(e) Any act ordering the confiscation of firearms, firearm accessories, or ammunition from law-abiding citizens.
4. It shall be the duty of the courts and law enforcement agencies of this state to protect the rights of law-abiding citizens to keep and bear arms within the borders of this state and to protect these rights from the infringements defined in subsection 3 of this section.
5. No public officer or employee of this state shall have authority to enforce or attempt to enforce any law, statute, ordinance, or order of any court infringing on the right to keep and bear arms as defined in subsection 3 of this section.
6. (1) Any entity or person who knowingly, as defined in section 562.061, attempts to enforce any of the infringements of the right to keep and bear arms included in subsection 3 of this section or otherwise knowingly deprives a citizen of Missouri of the rights or privileges ensured by the Second Amendment of the United States Constitution or Section 23 of Article I of the Missouri Constitution, while acting under the color of any state or federal law, shall be liable to the injured party in an action at law, suit in equity, or other proper proceeding for redress.
(2) In such action, the court may award the prevailing party, other than the state of Missouri or any political subdivision of the state, reasonable attorney’s fees and costs.
(3) Neither sovereign nor official or qualified immunity shall be an affirmative defense in such cases.
7. Any official, agent, or employee of the United States government who enforces or attempts to enforce any of the infringements on the right to keep and bear arms included in subsection 3 of this section is guilty of a class A misdemeanor.
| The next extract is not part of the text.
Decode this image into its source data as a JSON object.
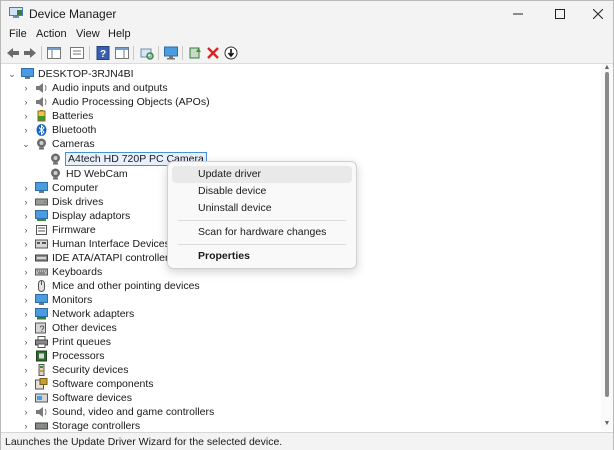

Missouri law enforcement officers shall have the discretionary power to appropriately interpose on behalf of law-abiding citizens, including the power to levy charges or arrest such officials, agents, or employees of the United States government.
8. For the purposes of this section, the term “law-abiding citizen” shall mean a person who is not otherwise precluded under state law from possessing a firearm and shall not be construed to include anyone who is not legally present in the United States or the state of Missouri.